So what happens when a population chooses to be oppressed?
When people by honest, democratic, popular vote choose to vote rights or liberties away from themselves?
Are some rights more basic, more sacrosanct than that?
Are some individual rights so basic, that they should not – cannot – be taken away by mere popular vote alone?
Should we be able to simply vote to, say, reinstitute slavery? Or force genital mutilation on girls?
In the United States, we have certain “inalienable rights” – the famous “life, liberty, and the pursuit of happiness.” We have a Constitutional Bill of Rights – written explicitly to protect the weak and the powerless from the tyranny of the majority. We cannot, for instance, take a majority vote of 51% of Americans to ban synagogues, or Catholic churches, or mosques.
So what happens when a people freely votes in a government that is set to oppress them? Committed to taking away their rights?
And I’m not talking about their right to buy beer on Sundays. I’m talking about basic human rights – the right to worship in any manner of your choice, the right to speak out for or against any idea, or the right not to be married off at the age of 9 – all rights that Morsi’s Islamist government has acted to suppress.
But can people really vote away their own freedom?
Or should we remember that straight “majority-rules” elections, with no protections for basic rights, are just like the old joke about “two wolves and a sheep voting on what to have for dinner”?
Perhaps some things – like marrying off 9-year-old children against their will – should be beyond the reach of majority vote?
So when there is a basic conflict between democracy – the people’s vote – and liberty – the people’s freedom – which one should win out?
Is it right to forcibly remove a freely chosen oppressor – in the name of providing greater freedom for the people?

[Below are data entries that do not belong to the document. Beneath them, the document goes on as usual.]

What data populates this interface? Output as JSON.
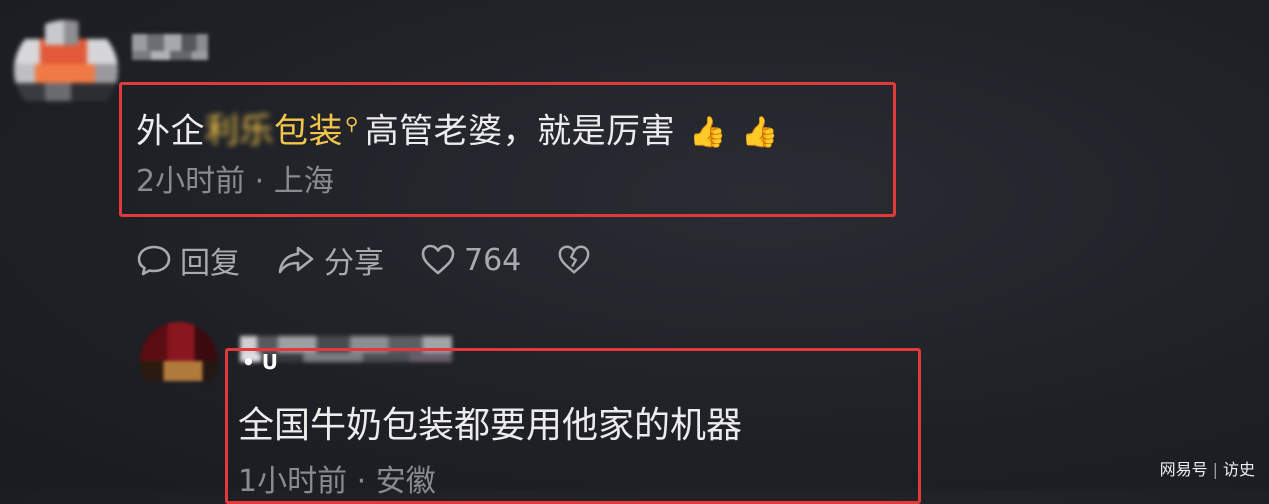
{
  "comment1": {
    "text_prefix": "外企",
    "text_blurred": "利乐",
    "text_highlight": "包装",
    "search_symbol": "⚲",
    "text_suffix": "高管老婆，就是厉害",
    "emoji": "👍",
    "time": "2小时前",
    "separator": "·",
    "location": "上海"
  },
  "actions": {
    "reply_label": "回复",
    "share_label": "分享",
    "like_count": "764"
  },
  "comment2": {
    "tag": "• U",
    "text": "全国牛奶包装都要用他家的机器",
    "time": "1小时前",
    "separator": "·",
    "location": "安徽"
  },
  "watermark": {
    "brand": "网易号",
    "author": "访史"
  },
  "colors": {
    "highlight_box": "#e23a3a",
    "keyword": "#f2c64b",
    "text": "#ececee",
    "meta": "#8a8b90"
  },
  "icons": [
    "comment-bubble-icon",
    "share-arrow-icon",
    "heart-icon",
    "broken-heart-icon",
    "search-icon",
    "thumbs-up-icon"
  ]
}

Here is a thought exercise I would like to suggest:  we arrest and imprison men who beat their wives – even when their wives seem inclined to remain with their abusers. And does anyone out there think this is wrong?
Is there a point when we are inclined to say that someone has committed a violation of another’s freedom so basic, that even the victim’s assent is insufficient justification, and the violator must be stopped in any case?
An additional wrinkle to be considered in this case, as well, is the history of such “elections” and subsequent “interference” within the Muslim world.
For instance, to take just one example, Ayatollah Khomeini’s government was essentially “elected” in a national referendum – back in 1979. And so he, and later his immediate successor, Grand Ayatollah Khamenei, have ruled as Supreme Leader of Iran uninterrupted ever since– in a model of “democracy” sometimes referred to as “one man, one vote – one time.”
Likewise, in modern and relatively-secular Turkey, ever since 1923, the largely-secular military has stepped in multiple times – not to take power for themselves, but to remove what they consider to be overly-Islamist leaders – in what they consider to be their role as guardians of the officially-secular state ideology. This tendency, while questionably democratic, has contributed a great deal to the secular, relatively-Western, and relatively-free character of modern-day Turkey. And the military has continuously been the one state institution viewed most favorably by the Turkish people.
So I will leave you with just the one question – if a leader is freely elected, immediately moves to restrict the people’s basic freedoms and liberties (in the name of true faith, of course), and is subsequently deposed – is this democratic? Undemocratic? And more importantly – is it morally right?
[Image: Wikimedia]